+++ DATA FOR ANALYSIS +++

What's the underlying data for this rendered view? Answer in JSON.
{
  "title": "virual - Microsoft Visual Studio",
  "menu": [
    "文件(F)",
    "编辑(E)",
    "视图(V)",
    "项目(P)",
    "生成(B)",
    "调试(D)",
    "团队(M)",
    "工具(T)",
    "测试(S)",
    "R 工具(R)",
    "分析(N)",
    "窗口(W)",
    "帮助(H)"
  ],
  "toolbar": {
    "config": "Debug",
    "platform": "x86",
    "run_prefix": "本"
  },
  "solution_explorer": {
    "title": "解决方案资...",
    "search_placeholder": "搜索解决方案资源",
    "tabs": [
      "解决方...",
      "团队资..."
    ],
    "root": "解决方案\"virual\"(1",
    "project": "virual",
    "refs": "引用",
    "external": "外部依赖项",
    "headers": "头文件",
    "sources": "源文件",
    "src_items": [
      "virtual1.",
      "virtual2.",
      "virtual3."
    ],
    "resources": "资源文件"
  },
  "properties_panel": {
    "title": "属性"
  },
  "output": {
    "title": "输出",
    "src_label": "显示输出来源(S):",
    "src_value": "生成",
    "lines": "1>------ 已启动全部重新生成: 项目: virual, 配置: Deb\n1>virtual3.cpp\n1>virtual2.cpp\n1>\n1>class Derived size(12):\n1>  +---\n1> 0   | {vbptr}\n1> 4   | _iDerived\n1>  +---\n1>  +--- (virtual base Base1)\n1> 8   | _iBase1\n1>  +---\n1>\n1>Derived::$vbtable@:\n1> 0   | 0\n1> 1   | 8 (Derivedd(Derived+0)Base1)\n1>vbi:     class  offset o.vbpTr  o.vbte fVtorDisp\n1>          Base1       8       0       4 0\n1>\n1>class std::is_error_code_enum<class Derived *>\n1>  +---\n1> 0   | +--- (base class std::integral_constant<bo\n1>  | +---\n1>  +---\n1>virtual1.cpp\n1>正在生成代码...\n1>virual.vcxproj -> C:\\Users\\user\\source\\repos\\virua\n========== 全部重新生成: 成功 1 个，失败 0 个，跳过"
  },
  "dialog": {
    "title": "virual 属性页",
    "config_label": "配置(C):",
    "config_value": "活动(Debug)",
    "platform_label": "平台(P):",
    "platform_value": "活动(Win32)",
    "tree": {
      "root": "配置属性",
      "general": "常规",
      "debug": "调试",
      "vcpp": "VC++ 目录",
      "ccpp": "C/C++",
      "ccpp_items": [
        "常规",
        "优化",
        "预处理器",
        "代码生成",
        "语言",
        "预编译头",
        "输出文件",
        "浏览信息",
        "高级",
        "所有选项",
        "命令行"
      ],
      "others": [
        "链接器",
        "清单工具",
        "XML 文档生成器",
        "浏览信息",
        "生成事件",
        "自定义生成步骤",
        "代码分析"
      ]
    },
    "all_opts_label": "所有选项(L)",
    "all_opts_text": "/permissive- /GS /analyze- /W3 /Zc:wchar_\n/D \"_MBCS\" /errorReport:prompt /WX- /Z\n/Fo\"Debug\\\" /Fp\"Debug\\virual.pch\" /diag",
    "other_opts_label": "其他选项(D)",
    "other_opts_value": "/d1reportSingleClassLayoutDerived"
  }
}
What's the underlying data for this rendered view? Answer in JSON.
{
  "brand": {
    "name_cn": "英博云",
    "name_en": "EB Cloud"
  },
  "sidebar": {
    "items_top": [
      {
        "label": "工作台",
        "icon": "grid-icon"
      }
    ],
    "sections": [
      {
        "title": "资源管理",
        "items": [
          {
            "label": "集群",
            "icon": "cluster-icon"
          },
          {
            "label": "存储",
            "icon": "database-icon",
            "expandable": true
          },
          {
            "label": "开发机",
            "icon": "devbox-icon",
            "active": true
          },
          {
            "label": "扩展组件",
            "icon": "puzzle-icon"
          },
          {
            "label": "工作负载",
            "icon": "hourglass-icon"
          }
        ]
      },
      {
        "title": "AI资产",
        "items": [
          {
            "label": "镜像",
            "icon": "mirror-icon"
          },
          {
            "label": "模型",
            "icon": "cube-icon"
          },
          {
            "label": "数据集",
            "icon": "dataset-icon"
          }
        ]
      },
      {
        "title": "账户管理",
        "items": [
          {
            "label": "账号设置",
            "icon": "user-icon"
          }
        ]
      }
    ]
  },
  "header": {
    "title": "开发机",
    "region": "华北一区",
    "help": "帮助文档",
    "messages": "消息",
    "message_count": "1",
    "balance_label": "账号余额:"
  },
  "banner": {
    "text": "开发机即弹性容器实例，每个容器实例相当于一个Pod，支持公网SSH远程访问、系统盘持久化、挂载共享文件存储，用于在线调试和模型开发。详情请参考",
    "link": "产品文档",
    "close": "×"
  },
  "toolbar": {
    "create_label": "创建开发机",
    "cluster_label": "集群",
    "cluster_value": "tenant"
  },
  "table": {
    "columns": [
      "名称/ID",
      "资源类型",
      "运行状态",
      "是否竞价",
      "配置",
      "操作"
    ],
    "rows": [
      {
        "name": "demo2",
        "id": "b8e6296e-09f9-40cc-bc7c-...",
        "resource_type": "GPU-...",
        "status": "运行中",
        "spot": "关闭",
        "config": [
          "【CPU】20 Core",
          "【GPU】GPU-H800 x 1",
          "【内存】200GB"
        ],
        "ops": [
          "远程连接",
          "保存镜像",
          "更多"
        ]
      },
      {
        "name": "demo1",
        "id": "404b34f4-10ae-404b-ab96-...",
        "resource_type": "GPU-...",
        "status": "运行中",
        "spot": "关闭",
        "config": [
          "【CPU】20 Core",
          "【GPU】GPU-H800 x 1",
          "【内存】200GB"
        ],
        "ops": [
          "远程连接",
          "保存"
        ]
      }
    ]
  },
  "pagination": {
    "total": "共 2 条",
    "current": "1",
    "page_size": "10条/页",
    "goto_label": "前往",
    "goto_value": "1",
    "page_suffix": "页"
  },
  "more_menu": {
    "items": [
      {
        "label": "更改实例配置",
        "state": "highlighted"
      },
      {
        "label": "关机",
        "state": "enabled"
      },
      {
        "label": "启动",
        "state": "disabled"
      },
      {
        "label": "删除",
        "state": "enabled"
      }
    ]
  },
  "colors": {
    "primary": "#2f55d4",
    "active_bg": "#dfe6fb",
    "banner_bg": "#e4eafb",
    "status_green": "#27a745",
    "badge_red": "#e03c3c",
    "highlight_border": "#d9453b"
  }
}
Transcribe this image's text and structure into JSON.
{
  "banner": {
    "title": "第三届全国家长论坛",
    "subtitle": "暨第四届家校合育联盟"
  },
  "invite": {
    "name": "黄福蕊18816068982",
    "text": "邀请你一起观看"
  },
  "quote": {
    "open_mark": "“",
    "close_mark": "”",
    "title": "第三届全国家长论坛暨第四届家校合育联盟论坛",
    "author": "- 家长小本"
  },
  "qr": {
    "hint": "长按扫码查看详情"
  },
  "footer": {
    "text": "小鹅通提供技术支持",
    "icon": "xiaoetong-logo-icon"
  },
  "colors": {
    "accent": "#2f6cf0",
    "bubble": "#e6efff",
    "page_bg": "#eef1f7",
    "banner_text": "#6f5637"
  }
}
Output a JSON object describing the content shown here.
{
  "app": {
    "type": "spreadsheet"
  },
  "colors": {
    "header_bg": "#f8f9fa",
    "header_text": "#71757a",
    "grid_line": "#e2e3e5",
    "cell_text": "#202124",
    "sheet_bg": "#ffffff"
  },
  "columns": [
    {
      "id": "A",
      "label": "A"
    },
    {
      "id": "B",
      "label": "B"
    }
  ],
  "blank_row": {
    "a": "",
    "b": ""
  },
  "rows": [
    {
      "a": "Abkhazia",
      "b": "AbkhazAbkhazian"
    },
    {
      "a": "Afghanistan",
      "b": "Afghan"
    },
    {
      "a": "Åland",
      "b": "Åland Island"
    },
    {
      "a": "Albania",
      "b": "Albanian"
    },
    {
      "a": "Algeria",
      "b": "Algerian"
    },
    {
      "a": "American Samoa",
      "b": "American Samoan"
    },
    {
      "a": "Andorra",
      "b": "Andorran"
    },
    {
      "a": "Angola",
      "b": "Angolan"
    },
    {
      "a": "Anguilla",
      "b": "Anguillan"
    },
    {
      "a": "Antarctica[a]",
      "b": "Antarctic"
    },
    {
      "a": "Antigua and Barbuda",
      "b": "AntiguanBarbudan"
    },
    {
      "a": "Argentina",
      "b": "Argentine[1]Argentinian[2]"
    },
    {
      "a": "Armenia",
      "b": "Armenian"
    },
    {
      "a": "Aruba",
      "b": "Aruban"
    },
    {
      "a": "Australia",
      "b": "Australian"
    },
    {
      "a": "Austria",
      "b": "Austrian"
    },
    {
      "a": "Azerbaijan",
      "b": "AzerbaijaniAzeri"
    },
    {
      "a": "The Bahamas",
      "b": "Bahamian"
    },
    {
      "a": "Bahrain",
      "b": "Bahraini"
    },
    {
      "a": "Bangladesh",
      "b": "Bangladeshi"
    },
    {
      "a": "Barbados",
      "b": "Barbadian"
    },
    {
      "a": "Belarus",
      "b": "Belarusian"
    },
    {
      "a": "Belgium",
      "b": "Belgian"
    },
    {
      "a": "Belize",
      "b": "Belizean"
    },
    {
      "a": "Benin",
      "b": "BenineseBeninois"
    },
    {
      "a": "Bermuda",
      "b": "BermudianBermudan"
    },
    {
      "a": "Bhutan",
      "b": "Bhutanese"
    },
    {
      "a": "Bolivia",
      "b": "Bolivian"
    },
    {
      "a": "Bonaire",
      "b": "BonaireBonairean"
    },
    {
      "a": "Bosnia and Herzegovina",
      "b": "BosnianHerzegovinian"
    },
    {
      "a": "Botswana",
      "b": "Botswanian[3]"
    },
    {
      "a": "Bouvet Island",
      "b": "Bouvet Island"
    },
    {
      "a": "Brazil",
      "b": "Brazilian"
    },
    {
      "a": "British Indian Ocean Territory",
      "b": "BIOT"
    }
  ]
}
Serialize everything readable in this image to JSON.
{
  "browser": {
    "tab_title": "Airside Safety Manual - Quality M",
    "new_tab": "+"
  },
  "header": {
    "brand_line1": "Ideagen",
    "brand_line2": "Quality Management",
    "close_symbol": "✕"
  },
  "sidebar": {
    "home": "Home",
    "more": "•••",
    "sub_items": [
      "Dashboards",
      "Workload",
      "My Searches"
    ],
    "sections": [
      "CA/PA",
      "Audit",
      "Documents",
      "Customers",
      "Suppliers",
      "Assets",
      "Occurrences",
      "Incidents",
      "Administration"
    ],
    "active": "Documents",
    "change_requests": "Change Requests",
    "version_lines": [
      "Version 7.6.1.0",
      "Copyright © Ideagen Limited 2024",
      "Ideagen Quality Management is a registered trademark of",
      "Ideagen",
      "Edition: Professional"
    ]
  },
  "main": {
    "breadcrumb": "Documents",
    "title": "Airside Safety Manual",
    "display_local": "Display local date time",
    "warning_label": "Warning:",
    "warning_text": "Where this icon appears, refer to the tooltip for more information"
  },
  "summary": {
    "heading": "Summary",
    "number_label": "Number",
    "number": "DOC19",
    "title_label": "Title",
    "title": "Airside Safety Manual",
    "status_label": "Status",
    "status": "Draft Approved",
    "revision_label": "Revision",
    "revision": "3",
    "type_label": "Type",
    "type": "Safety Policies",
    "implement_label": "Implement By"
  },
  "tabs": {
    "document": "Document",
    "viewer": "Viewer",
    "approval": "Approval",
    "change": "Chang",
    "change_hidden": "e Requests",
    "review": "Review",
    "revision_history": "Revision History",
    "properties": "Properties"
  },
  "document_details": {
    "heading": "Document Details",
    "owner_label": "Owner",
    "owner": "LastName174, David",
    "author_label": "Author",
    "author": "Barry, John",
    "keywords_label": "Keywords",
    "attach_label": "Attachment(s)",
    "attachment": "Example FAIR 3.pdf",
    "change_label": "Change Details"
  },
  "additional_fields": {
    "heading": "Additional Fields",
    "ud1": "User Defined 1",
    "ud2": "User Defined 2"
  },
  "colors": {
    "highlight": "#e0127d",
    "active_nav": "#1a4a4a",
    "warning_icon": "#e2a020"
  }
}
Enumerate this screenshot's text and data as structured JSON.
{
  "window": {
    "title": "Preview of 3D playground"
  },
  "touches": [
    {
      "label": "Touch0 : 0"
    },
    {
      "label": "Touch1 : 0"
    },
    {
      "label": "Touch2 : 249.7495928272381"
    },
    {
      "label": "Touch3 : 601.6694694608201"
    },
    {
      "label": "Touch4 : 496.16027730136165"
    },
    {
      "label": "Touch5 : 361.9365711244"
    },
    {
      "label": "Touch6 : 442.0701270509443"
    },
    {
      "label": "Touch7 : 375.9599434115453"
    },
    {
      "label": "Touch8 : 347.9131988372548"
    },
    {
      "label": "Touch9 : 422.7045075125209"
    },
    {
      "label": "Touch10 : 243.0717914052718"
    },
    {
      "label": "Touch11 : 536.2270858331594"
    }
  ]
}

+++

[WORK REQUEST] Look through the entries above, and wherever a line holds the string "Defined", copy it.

[SOLUTION TO THE EXERCISE]
    "ud1": "User Defined 1",
    "ud2": "User Defined 2"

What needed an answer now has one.